The current implementation does not have any explicit checks to make sure that programmers don't write TypeError in places where they are not supposed to. It might be nice to implement such a check, but I am not sure it is really necessary. With the current implementation, if you wrote TypeError in a place that you were not supposed to, you would get the same behavior as for any other type function with no instances.

RAE: I don't really follow. If TypeError can be used in the RHS of a type family equation, then it can appear anywhere any type can. Having a syntactic restriction around the literal use of TypeError in code seems unhelpful.

Some design questions (Dominique Devriese):

I found this page by accident, but find this a very interesting idea. Very useful and much additional power for little cost. Some constructive comments/questions below:

  1. Most of your examples seem like they would work with TypeError :: ErrorMessage -> Constraint? This would be much simpler to implement and address SLPJ's concern mentioned about "detecting TypeErrors in RHSs" above. Perhaps you have examples that use TypeError at a different kind, but I'm wondering if you can't easily encode those with the simpler alternative.
  1. Why not also TypeWarning :: ErrorMessage -> Constraint which simply produces a compile-time *warning*?
  1. Why are we calling this *Type*Error? I suspect we can use this for many not strictly type-related features.

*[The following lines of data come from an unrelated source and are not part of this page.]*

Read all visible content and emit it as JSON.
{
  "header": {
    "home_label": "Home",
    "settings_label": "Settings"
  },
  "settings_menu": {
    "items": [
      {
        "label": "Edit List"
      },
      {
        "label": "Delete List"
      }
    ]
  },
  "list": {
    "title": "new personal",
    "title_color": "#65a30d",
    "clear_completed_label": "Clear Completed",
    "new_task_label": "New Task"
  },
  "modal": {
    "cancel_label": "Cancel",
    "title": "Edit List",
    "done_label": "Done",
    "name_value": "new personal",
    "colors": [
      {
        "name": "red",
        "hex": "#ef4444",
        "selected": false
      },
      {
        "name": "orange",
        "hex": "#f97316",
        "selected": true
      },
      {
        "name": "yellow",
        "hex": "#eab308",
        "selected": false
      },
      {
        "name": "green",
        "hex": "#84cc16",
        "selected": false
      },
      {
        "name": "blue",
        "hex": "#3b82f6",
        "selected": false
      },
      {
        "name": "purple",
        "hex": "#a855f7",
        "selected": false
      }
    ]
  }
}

For example
     deprecatedFn :: TypeWarning (Text "deprecatedFn is deprecated.  Use someOtherFn instead!") => 

     removedFn :: TypeError (Text "removedFn has been removed. Use someOtherFn instead!") => ItsOldType

What about Error and Warning instead?

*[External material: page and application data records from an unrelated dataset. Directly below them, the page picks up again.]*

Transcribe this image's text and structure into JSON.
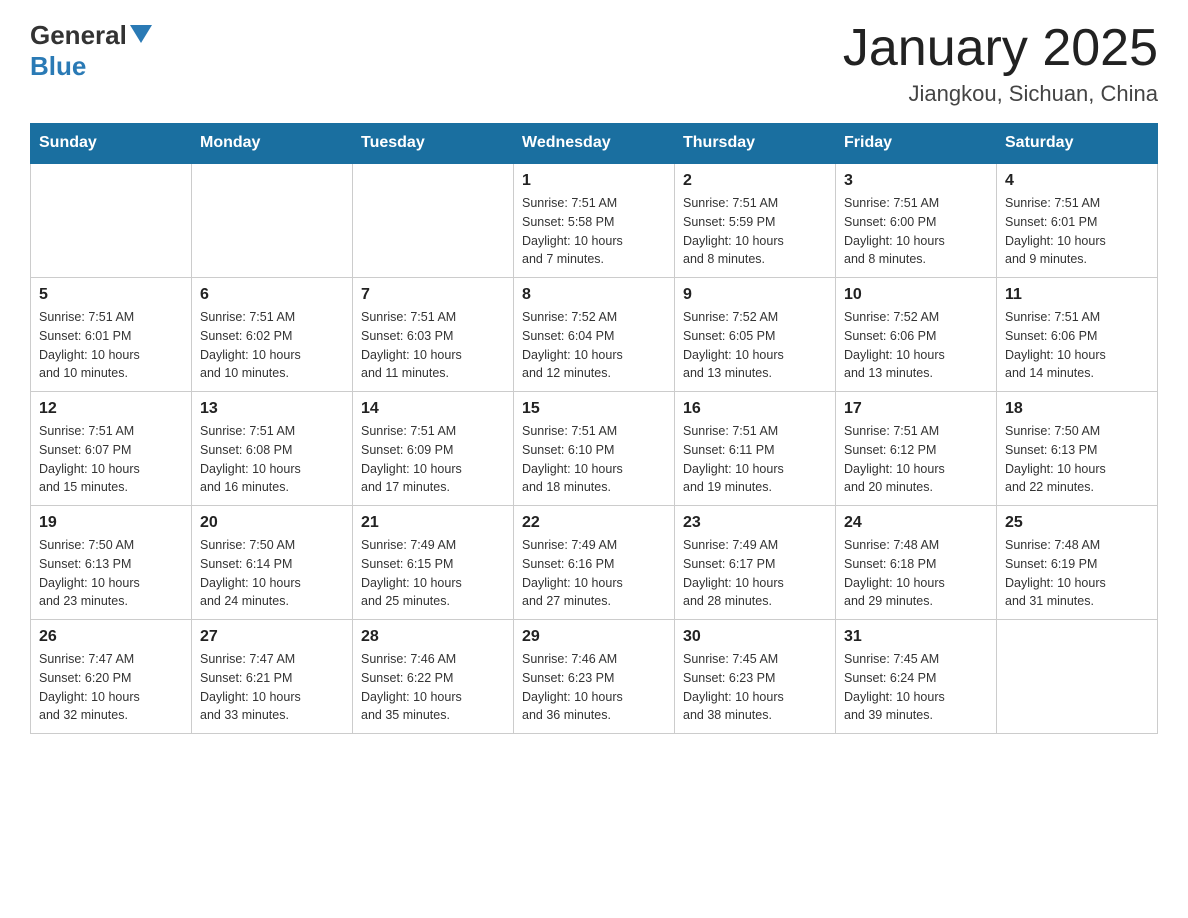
{
  "header": {
    "logo": {
      "general": "General",
      "blue": "Blue"
    },
    "title": "January 2025",
    "subtitle": "Jiangkou, Sichuan, China"
  },
  "weekdays": [
    "Sunday",
    "Monday",
    "Tuesday",
    "Wednesday",
    "Thursday",
    "Friday",
    "Saturday"
  ],
  "weeks": [
    [
      {
        "day": "",
        "info": ""
      },
      {
        "day": "",
        "info": ""
      },
      {
        "day": "",
        "info": ""
      },
      {
        "day": "1",
        "info": "Sunrise: 7:51 AM\nSunset: 5:58 PM\nDaylight: 10 hours\nand 7 minutes."
      },
      {
        "day": "2",
        "info": "Sunrise: 7:51 AM\nSunset: 5:59 PM\nDaylight: 10 hours\nand 8 minutes."
      },
      {
        "day": "3",
        "info": "Sunrise: 7:51 AM\nSunset: 6:00 PM\nDaylight: 10 hours\nand 8 minutes."
      },
      {
        "day": "4",
        "info": "Sunrise: 7:51 AM\nSunset: 6:01 PM\nDaylight: 10 hours\nand 9 minutes."
      }
    ],
    [
      {
        "day": "5",
        "info": "Sunrise: 7:51 AM\nSunset: 6:01 PM\nDaylight: 10 hours\nand 10 minutes."
      },
      {
        "day": "6",
        "info": "Sunrise: 7:51 AM\nSunset: 6:02 PM\nDaylight: 10 hours\nand 10 minutes."
      },
      {
        "day": "7",
        "info": "Sunrise: 7:51 AM\nSunset: 6:03 PM\nDaylight: 10 hours\nand 11 minutes."
      },
      {
        "day": "8",
        "info": "Sunrise: 7:52 AM\nSunset: 6:04 PM\nDaylight: 10 hours\nand 12 minutes."
      },
      {
        "day": "9",
        "info": "Sunrise: 7:52 AM\nSunset: 6:05 PM\nDaylight: 10 hours\nand 13 minutes."
      },
      {
        "day": "10",
        "info": "Sunrise: 7:52 AM\nSunset: 6:06 PM\nDaylight: 10 hours\nand 13 minutes."
      },
      {
        "day": "11",
        "info": "Sunrise: 7:51 AM\nSunset: 6:06 PM\nDaylight: 10 hours\nand 14 minutes."
      }
    ],
    [
      {
        "day": "12",
        "info": "Sunrise: 7:51 AM\nSunset: 6:07 PM\nDaylight: 10 hours\nand 15 minutes."
      },
      {
        "day": "13",
        "info": "Sunrise: 7:51 AM\nSunset: 6:08 PM\nDaylight: 10 hours\nand 16 minutes."
      },
      {
        "day": "14",
        "info": "Sunrise: 7:51 AM\nSunset: 6:09 PM\nDaylight: 10 hours\nand 17 minutes."
      },
      {
        "day": "15",
        "info": "Sunrise: 7:51 AM\nSunset: 6:10 PM\nDaylight: 10 hours\nand 18 minutes."
      },
      {
        "day": "16",
        "info": "Sunrise: 7:51 AM\nSunset: 6:11 PM\nDaylight: 10 hours\nand 19 minutes."
      },
      {
        "day": "17",
        "info": "Sunrise: 7:51 AM\nSunset: 6:12 PM\nDaylight: 10 hours\nand 20 minutes."
      },
      {
        "day": "18",
        "info": "Sunrise: 7:50 AM\nSunset: 6:13 PM\nDaylight: 10 hours\nand 22 minutes."
      }
    ],
    [
      {
        "day": "19",
        "info": "Sunrise: 7:50 AM\nSunset: 6:13 PM\nDaylight: 10 hours\nand 23 minutes."
      },
      {
        "day": "20",
        "info": "Sunrise: 7:50 AM\nSunset: 6:14 PM\nDaylight: 10 hours\nand 24 minutes."
      },
      {
        "day": "21",
        "info": "Sunrise: 7:49 AM\nSunset: 6:15 PM\nDaylight: 10 hours\nand 25 minutes."
      },
      {
        "day": "22",
        "info": "Sunrise: 7:49 AM\nSunset: 6:16 PM\nDaylight: 10 hours\nand 27 minutes."
      },
      {
        "day": "23",
        "info": "Sunrise: 7:49 AM\nSunset: 6:17 PM\nDaylight: 10 hours\nand 28 minutes."
      },
      {
        "day": "24",
        "info": "Sunrise: 7:48 AM\nSunset: 6:18 PM\nDaylight: 10 hours\nand 29 minutes."
      },
      {
        "day": "25",
        "info": "Sunrise: 7:48 AM\nSunset: 6:19 PM\nDaylight: 10 hours\nand 31 minutes."
      }
    ],
    [
      {
        "day": "26",
        "info": "Sunrise: 7:47 AM\nSunset: 6:20 PM\nDaylight: 10 hours\nand 32 minutes."
      },
      {
        "day": "27",
        "info": "Sunrise: 7:47 AM\nSunset: 6:21 PM\nDaylight: 10 hours\nand 33 minutes."
      },
      {
        "day": "28",
        "info": "Sunrise: 7:46 AM\nSunset: 6:22 PM\nDaylight: 10 hours\nand 35 minutes."
      },
      {
        "day": "29",
        "info": "Sunrise: 7:46 AM\nSunset: 6:23 PM\nDaylight: 10 hours\nand 36 minutes."
      },
      {
        "day": "30",
        "info": "Sunrise: 7:45 AM\nSunset: 6:23 PM\nDaylight: 10 hours\nand 38 minutes."
      },
      {
        "day": "31",
        "info": "Sunrise: 7:45 AM\nSunset: 6:24 PM\nDaylight: 10 hours\nand 39 minutes."
      },
      {
        "day": "",
        "info": ""
      }
    ]
  ]
}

Extended Example

Here is a longer example, which illustrates how one might use this feature in the implementation of a safe API to raw memory using C-like packed structures:

{-# LANGUAGE TypeFamilies, TypeOperators, UndecidableInstances, DataKinds #-}
{-# LANGUAGE ScopedTypeVariables #-}

import GHC.TypeLits
import Data.Proxy
import Data.Word
import Foreign.Ptr

type OffsetOf l xs = GetOffset 0 l xs

type family ByteSize x where
  ByteSize Word64   = 8
  ByteSize Word32   = 4
  ByteSize Word16   = 2
  ByteSize Word8    = 1
  ByteSize a        = TypeError (Text "The type " :<>: ShowType a :<>:
                                 Text " is not exportable.")

type family GetOffset n (l :: Symbol) xs where
  GetOffset n l ( '(l,a) ': xs) = '(n,a)
  GetOffset n l ( '(x,a)  : xs) = GetOffset (n+ByteSize a) l xs
  GetOffset n l '[]             = TypeError (Text "Missing field: " :<>:
                                                                    ShowType l)

newtype Struct (a :: [(Symbol,*)]) = Struct (Ptr ())

get :: forall l fs n a.
      (OffsetOf l fs ~ '(n,a), KnownNat n) =>
      Struct fs ->
      Proxy l   ->
      Ptr a
get (Struct p) _ = plusPtr p (fromInteger (natVal (Proxy :: Proxy n)))

type MyStruct = [ '("A",Word8), '("B",Word8), '("C",Int) ]

testOk :: Struct MyStruct -> Ptr Word8
testOk s = get s (Proxy :: Proxy "B")

testNotOk :: Struct MyStruct -> Ptr Word8
testNotOk s = get s (Proxy :: Proxy "X")

type MyOtherStruct = [ '("A",Int), '("B",Word8) ]

testNotOk :: Struct MyOtherStruct -> Ptr Word8
testNotOk s = get s (Proxy :: Proxy "B")

See also

The Helium people have also addressed the problem of customizable error messages. See Heeren, Hage, Swierstra on Scripting the Type Inference Process.

Last modified 13 months ago Last modified on Feb 17, 2016 9:33:25 AM